What are the components of a “full night’s rest”?
There are two kinds of sleep, and each benefits your body in distinct ways. Over the course of a night, a person cycles through both phases. Depriving your body and brain of necessary sleep significantly affects your overall health, mood, and academic performance.
Rapid Eye Movement (REM)
REM sleep is lighter and more active, and supports daytime performance. Here’s how:
- Energy is restored to the brain and body.
- The brain is active; dreams occur.
- Muscles are turned off, so the body is relaxed and immobile.
Non-Rapid Eye Movement (NREM)
NREM sleep is deeper and heavier. During this phase, energy is restored in the following ways:
- Tissue grows and is repaired.
- Muscles relax and the blood supply to them increases.
- The body releases the growth hormones essential for development.
- The hormone ghrelin is regulated. It’s directly related to hunger and weight maintenance.
Over the course of a night, 25 percent of sleep is REM and 75 percent is NREM. A full night’s sleep allows you to complete cycles of REM and NREM sleep without interruption.
Dr. Michael Decker, associate professor, Frances Payne Bolton School of Nursing at Case Western Reserve University, Cleveland, Ohio, and diplomate of the American Board of Sleep Medicine.
Centers for Disease Control and Prevention. (2018, February 22). Sleep. Retrieved from http://www.cdc.gov/sleep/
Go Ask Alice! (n.d.). Wake up, it’s time to go to school again. Retrieved from http://goaskalice.columbia.edu/wake-its-time-go-school-again
Harvard Medical School Division of Sleep Medicine and WGBH Educational Foundation. (2007, December 18). Natural patterns of sleep. Retrieved from http://healthysleep.med.harvard.edu/healthy/science/what/sleep-patterns-rem-nrem
Harvard Medical School Division of Sleep Medicine and WGBH Educational Foundation. (2008, December 16). Sleep and memory. Retrieved from http://healthysleep.med.harvard.edu/need-sleep/whats-in-it-for-you/memory
National Sleep Awareness Roundtable. Retrieved from http://www.nsart.org/
National Sleep Foundation. (n.d.). What happens when you sleep?
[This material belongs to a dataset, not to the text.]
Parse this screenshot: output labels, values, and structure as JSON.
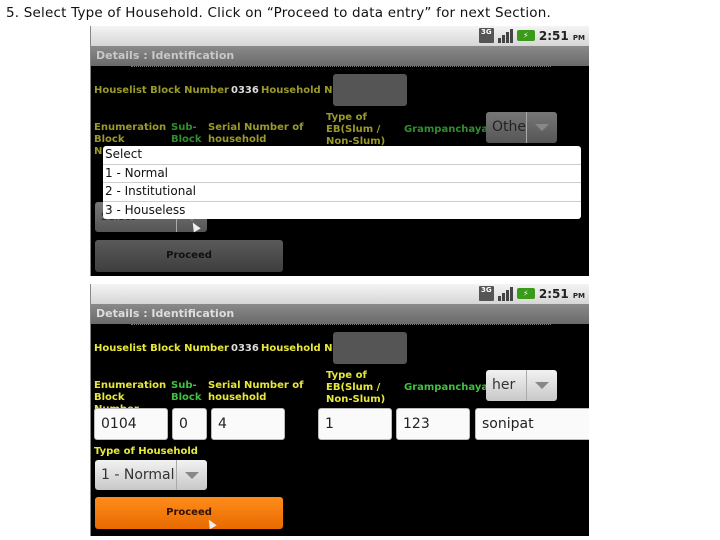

Retrieved from http://www.sleepfoundation.org/article/how-sleep-works/what-happens-when-you-sleep
American Academy of Sleep Medicine. (2017, November 6). College students: Getting enough sleep is vital to academic success. Retrieved from http://www.aasmnet.org/articles.aspx?id=659